◆ TRY IT: All lines in the records below that hold "title" are to be shown.

◆ PROVIDED ENTRIES:

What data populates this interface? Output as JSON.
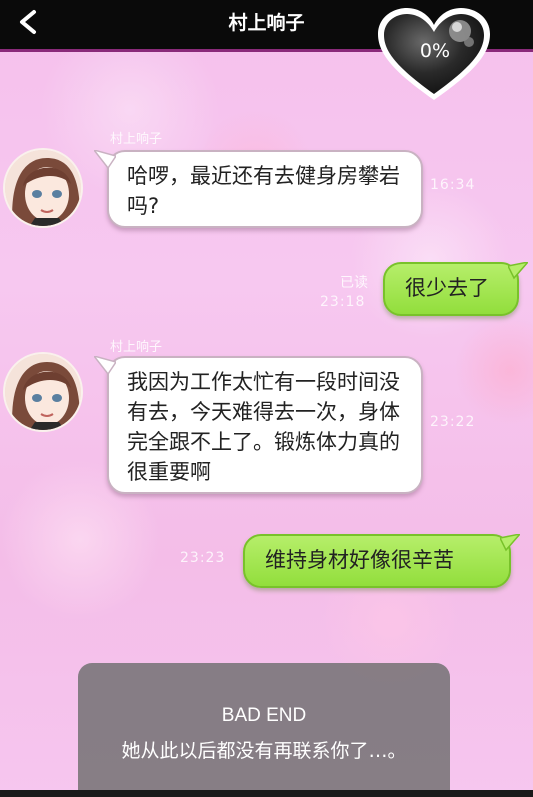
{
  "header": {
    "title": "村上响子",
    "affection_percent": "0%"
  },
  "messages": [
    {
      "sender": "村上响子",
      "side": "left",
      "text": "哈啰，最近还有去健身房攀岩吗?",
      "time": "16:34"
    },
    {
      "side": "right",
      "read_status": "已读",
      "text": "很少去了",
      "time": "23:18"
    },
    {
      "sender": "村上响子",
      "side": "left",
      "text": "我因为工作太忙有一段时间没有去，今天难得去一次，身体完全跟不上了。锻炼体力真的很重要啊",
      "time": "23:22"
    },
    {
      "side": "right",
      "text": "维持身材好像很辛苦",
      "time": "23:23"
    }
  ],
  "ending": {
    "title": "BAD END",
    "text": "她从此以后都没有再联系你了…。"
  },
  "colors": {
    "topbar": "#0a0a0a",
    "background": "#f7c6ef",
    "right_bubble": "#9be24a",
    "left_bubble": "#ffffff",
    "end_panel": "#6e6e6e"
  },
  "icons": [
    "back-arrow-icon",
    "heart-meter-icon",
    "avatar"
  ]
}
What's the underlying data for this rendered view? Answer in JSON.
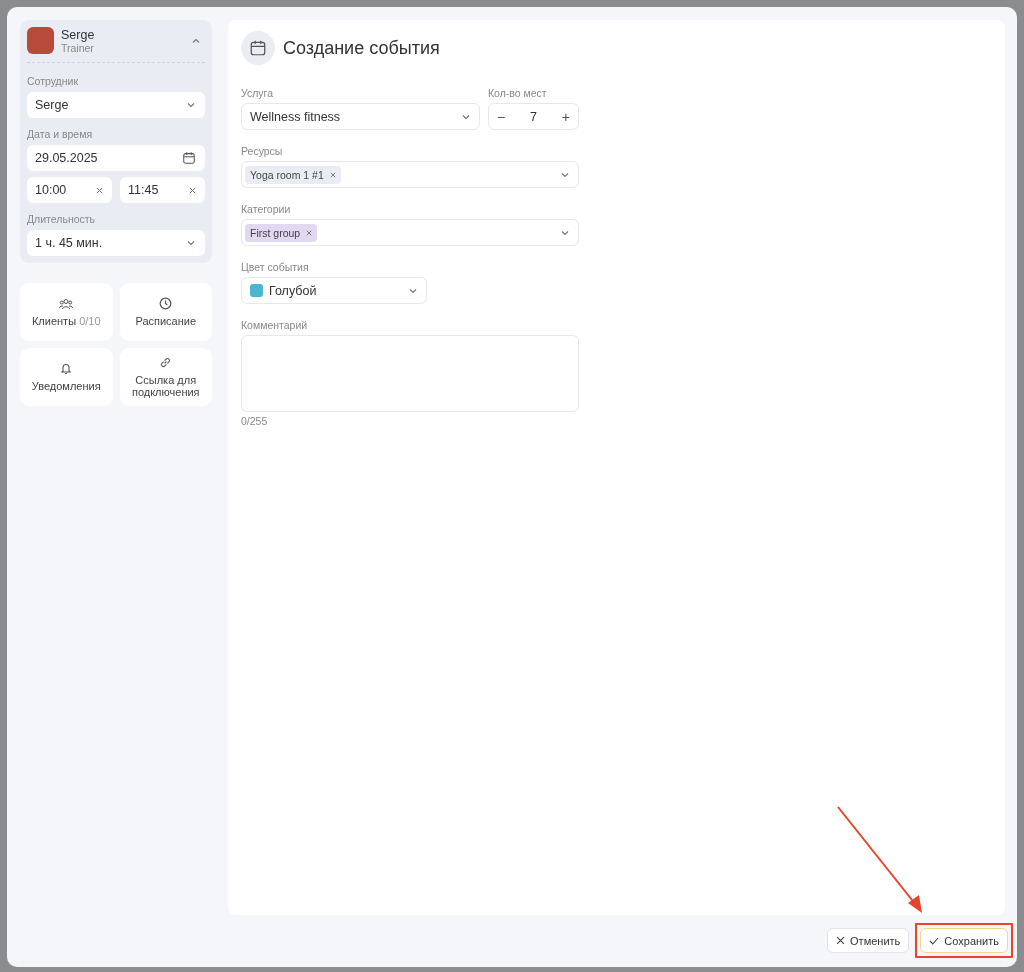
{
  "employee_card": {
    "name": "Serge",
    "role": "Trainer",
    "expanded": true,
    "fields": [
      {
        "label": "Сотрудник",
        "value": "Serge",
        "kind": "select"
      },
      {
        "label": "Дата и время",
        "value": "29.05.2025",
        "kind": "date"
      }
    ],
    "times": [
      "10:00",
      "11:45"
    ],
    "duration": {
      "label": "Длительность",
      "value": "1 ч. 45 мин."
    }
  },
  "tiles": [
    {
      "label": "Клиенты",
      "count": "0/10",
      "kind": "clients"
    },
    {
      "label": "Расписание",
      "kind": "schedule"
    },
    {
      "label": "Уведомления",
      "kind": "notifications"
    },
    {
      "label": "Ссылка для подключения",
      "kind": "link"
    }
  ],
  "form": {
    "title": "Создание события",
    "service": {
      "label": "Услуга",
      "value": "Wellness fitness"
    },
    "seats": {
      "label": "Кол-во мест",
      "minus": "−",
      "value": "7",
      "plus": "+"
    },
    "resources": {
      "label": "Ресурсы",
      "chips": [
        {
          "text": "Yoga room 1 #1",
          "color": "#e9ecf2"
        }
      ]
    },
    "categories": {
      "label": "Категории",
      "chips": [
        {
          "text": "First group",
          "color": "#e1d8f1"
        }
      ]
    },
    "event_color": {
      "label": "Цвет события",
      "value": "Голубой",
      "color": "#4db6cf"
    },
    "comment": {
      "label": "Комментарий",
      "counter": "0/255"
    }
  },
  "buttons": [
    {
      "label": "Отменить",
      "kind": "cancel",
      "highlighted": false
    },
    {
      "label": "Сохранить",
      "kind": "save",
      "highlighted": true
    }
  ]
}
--
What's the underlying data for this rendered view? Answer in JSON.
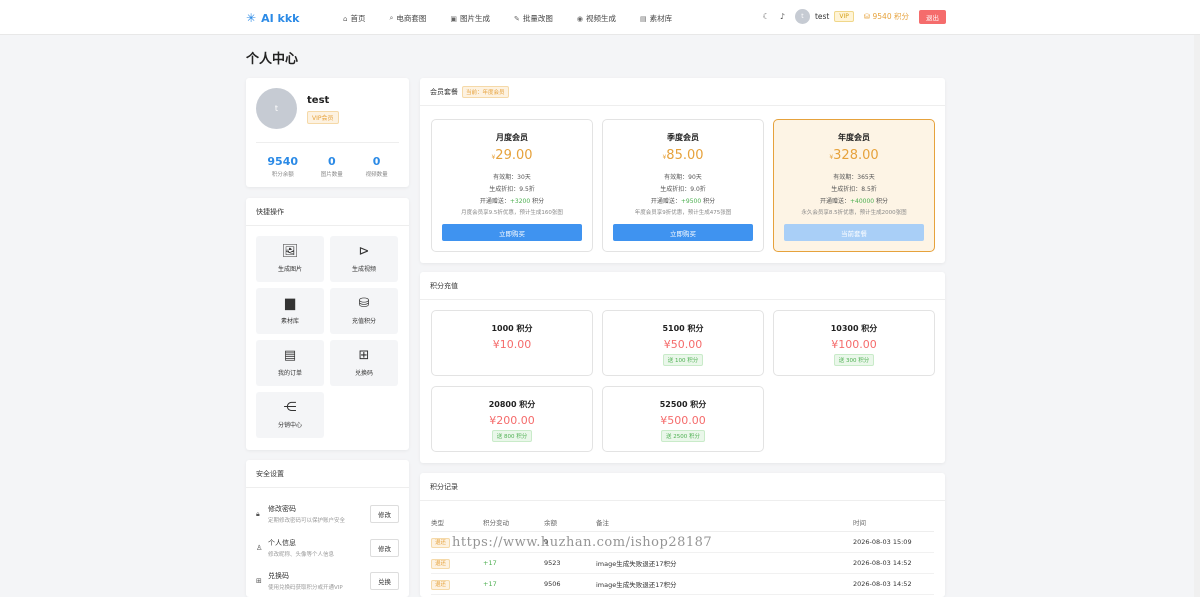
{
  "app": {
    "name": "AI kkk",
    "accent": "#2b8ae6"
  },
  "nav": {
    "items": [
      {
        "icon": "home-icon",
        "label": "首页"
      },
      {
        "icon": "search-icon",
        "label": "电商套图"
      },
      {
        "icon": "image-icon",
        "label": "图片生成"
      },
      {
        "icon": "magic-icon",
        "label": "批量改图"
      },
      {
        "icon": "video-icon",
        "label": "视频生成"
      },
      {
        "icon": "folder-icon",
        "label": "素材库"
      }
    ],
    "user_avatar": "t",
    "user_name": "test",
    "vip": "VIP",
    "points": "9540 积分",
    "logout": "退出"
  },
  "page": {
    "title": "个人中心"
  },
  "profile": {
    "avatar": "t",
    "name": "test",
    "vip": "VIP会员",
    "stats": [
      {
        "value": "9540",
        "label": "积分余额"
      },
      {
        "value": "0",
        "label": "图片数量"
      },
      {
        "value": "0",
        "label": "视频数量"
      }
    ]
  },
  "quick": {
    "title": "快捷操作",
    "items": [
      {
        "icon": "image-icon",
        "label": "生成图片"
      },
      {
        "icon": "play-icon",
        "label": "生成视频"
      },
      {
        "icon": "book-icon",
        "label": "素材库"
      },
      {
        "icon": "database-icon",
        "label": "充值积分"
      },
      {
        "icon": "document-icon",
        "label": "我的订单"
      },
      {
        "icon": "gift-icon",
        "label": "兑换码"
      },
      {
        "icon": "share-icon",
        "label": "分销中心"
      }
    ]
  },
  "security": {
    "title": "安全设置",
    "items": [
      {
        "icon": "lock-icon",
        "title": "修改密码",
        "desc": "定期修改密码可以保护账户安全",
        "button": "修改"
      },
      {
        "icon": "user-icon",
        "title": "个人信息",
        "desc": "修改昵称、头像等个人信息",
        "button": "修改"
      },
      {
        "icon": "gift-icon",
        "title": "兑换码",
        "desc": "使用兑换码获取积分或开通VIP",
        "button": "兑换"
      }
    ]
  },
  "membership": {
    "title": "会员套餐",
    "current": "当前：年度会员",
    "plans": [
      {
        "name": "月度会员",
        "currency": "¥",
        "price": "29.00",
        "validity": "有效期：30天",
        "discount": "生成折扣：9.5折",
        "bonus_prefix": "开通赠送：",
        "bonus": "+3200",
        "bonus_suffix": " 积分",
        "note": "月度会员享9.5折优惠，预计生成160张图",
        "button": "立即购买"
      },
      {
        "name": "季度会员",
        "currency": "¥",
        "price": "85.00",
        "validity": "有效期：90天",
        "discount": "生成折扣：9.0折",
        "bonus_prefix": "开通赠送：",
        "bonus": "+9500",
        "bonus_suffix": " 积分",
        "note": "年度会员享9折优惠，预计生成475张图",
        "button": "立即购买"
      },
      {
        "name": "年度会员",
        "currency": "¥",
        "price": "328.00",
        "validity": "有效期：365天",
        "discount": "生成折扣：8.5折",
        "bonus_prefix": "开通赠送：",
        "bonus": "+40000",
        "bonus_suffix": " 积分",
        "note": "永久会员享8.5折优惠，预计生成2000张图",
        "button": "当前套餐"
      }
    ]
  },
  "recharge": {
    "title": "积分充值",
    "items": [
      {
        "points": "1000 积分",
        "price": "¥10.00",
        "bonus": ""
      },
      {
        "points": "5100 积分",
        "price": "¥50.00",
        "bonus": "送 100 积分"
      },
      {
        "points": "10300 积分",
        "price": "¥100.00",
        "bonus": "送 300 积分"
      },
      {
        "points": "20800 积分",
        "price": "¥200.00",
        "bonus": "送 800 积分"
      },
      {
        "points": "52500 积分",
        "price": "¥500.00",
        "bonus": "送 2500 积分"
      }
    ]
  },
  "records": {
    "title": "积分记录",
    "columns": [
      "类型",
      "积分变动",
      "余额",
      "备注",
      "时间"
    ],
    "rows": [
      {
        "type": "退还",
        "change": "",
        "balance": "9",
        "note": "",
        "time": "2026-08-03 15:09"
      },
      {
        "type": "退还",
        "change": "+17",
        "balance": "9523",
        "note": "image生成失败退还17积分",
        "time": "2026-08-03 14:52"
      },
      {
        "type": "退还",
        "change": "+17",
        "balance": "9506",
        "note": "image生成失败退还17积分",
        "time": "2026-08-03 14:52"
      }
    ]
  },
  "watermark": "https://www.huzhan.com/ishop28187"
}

◆ FINISHED EXERCISE:
    "title": "村上响子",
    "title": "BAD END",
    "title": "Создание события",
    "title": "个人中心"
    "title": "快捷操作",
    "title": "安全设置",
        "title": "修改密码",
        "title": "个人信息",
        "title": "兑换码",
    "title": "会员套餐",
    "title": "积分充值",
    "title": "积分记录",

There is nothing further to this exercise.